→ **Work request**:
Please go through the listing below and count the lines where the string "stato" appears. Answer with the number only.

[Source data]

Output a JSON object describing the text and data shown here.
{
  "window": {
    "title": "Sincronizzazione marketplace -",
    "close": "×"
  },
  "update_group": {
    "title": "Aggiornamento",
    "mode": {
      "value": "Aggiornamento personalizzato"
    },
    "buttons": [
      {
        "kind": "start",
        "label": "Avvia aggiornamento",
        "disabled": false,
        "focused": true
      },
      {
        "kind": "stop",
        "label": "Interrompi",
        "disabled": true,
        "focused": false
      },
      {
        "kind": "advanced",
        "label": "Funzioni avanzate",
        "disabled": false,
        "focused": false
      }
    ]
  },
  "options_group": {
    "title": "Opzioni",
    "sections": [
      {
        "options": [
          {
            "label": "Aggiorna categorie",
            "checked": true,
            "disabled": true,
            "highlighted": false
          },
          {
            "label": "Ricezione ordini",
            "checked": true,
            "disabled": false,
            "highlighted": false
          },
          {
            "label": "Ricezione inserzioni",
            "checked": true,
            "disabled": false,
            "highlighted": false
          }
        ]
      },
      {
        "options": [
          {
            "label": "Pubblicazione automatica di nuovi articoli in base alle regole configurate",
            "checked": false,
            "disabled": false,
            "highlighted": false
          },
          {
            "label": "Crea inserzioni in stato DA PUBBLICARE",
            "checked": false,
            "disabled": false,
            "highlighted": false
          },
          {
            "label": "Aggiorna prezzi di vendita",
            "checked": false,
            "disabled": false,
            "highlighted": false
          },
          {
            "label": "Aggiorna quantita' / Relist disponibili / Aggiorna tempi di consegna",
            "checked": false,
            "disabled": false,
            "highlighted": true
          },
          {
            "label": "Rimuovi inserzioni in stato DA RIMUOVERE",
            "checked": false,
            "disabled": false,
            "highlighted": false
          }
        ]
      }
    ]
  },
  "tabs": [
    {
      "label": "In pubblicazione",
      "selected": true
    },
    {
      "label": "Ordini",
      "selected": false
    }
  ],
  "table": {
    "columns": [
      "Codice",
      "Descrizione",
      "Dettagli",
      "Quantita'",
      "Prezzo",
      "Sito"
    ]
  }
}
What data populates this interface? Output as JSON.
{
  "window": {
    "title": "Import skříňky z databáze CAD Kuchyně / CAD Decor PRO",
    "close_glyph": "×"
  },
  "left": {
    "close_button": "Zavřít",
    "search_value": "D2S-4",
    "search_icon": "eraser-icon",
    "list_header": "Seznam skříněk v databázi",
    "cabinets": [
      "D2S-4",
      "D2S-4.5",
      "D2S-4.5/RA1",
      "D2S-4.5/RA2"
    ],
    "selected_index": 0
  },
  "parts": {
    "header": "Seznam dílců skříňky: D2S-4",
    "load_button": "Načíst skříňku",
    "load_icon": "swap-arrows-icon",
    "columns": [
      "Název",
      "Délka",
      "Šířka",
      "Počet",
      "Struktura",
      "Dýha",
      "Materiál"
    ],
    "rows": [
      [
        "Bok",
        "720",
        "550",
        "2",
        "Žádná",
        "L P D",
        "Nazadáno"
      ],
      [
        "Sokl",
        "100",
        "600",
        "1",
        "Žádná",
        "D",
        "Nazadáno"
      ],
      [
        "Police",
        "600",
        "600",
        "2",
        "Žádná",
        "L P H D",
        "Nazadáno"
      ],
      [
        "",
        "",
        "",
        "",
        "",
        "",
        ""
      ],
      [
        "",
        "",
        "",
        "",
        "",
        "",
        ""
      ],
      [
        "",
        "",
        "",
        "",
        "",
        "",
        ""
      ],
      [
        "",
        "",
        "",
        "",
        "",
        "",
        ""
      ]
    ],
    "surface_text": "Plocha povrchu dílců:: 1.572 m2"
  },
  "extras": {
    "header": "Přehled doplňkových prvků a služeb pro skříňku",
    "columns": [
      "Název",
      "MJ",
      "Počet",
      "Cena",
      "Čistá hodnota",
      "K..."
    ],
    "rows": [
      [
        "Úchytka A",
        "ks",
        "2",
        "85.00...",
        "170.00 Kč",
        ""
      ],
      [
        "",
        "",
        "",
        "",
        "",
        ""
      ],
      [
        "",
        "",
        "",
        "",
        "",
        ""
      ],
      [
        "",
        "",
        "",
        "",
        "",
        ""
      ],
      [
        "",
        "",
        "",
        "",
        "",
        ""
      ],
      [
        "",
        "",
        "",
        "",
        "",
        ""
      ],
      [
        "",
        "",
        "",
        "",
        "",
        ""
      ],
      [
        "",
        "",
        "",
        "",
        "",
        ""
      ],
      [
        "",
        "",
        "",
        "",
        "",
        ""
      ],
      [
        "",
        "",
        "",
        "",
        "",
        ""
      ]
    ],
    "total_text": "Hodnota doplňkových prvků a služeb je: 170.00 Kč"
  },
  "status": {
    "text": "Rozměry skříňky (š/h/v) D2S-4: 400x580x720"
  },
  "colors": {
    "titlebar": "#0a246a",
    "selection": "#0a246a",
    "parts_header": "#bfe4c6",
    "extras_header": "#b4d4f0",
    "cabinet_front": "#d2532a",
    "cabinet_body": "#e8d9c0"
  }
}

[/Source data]

→ **Answer space**:
2